struggle to survive after all. We have already survived. We are surviving now,
and the struggle was just an extra complication that was added to life because
we lost confidence in the way things are. With the Eightfold Path as a
conscious practice, we no longer need to manipulate things as they are into
things as one would like them to be.
do we reconcile the Four Noble Truths and the Eightfold Path with the Science
of Mind? Was there some illegal
move on the field of consciousness in our considering these ideas or in
practicing them? Do they violate
our beliefs about prosperity or metaphysics?
I don’t think so. I
think that these points on the path have us develop our clarity about what it
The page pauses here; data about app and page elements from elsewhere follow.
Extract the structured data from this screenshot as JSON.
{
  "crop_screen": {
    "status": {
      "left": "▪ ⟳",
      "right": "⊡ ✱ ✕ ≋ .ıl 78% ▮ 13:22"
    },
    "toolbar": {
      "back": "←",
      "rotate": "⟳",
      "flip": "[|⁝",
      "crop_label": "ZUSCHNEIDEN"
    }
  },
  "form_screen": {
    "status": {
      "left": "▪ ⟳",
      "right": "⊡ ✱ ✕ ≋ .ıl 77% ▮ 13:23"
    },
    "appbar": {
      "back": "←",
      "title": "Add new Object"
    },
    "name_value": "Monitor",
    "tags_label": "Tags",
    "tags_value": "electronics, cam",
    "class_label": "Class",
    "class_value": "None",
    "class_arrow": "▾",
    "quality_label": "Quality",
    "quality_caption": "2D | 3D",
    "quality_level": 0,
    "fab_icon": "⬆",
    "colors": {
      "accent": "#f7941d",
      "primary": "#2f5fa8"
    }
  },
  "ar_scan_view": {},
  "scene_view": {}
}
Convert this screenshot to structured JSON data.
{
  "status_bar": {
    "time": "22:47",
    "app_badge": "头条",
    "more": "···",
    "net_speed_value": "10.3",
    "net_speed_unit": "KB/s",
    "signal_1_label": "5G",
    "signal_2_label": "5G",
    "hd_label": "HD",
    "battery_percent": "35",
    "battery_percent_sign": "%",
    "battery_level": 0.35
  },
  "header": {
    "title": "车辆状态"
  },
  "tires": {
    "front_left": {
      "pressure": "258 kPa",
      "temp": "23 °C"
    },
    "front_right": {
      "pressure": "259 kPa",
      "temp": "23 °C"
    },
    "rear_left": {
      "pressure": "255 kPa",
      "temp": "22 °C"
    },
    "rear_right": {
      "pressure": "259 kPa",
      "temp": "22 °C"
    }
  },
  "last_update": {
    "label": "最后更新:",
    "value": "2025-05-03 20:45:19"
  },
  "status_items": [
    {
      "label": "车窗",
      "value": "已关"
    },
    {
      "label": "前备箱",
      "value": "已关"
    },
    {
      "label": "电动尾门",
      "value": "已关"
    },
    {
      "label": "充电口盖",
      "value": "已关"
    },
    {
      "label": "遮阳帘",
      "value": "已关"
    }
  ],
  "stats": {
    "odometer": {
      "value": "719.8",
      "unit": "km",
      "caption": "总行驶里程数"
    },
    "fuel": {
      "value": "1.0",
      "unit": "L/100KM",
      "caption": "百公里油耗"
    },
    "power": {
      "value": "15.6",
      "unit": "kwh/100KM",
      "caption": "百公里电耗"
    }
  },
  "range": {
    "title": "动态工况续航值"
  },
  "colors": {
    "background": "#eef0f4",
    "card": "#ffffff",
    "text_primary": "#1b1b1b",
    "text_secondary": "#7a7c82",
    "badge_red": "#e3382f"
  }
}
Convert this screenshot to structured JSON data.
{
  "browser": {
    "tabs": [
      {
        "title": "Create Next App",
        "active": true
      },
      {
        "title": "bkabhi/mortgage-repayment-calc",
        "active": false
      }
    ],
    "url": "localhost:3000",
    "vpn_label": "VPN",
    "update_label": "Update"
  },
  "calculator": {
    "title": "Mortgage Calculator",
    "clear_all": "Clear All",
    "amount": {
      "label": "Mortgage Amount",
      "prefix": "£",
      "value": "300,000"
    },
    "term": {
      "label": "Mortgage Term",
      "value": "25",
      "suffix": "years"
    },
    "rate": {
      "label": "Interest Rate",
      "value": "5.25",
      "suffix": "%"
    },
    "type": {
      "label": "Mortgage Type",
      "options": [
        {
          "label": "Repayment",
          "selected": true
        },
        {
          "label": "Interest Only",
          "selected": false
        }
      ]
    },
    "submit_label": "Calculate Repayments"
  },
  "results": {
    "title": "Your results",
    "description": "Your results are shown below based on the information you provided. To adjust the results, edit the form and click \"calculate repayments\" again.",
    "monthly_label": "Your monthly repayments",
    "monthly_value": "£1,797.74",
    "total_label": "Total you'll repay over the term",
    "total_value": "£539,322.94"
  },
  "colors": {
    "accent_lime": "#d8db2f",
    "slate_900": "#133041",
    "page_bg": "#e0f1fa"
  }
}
is that we truly want in our lives. We
are all subject to desire, but desire unmet with consciousness is race
consciousness left in charge of a large part of our being.
Unmet desires are the source of great suffering just as the Buddha and
Jesus have said. Being mindful of
what one truly desires opens one to the Divine flow of abundance and gets the
“bloated nothingness” of ego off the divine circuits.
Dr. Bill called this retiring the ego for lack of work.
It reinstalls the rightful leadership in ones life.
The principles and practices arising from the eightfold path lead us in
the same way that the realizations represented by the spiritual hero of the
Old Testament, Job, leads us, to the realization that we have been the
obstacles to our own good and that in getting our bloated nothingness off of
the divine circuits, we place ourselves in the direct flow of divine happiness
and true wisdom. Job said:
am the man who obscured your designs with my empty-headed words. I have been
holding forth on matters I cannot understand, on marvels beyond me and my
knowledge . . . . I knew you before only by hearsay; but now, having seen you
with my own eyes, I retract all I have said, and in dust and ashes I
idea is to get whatever ideas, behaviors, habits, emotions, random thoughts,
whatever might be there—to get these things out of the way of our direct
relationship with God. Now it is true that Buddhism doesn’t view ultimate
reality in the same way that we do. There
is no anthropomorphic God in Buddhism. In fact, Buddha was a man, a man like
Christ who said that you could do these things and be enlightened.
"In the world you will have tribulation, but be of good cheer. I
have overcome the world." John 16:33
you for being here today.
Viktor E., Man's Search for Meaning, Washington Square Press, Simon
and Schuster, New York, 1963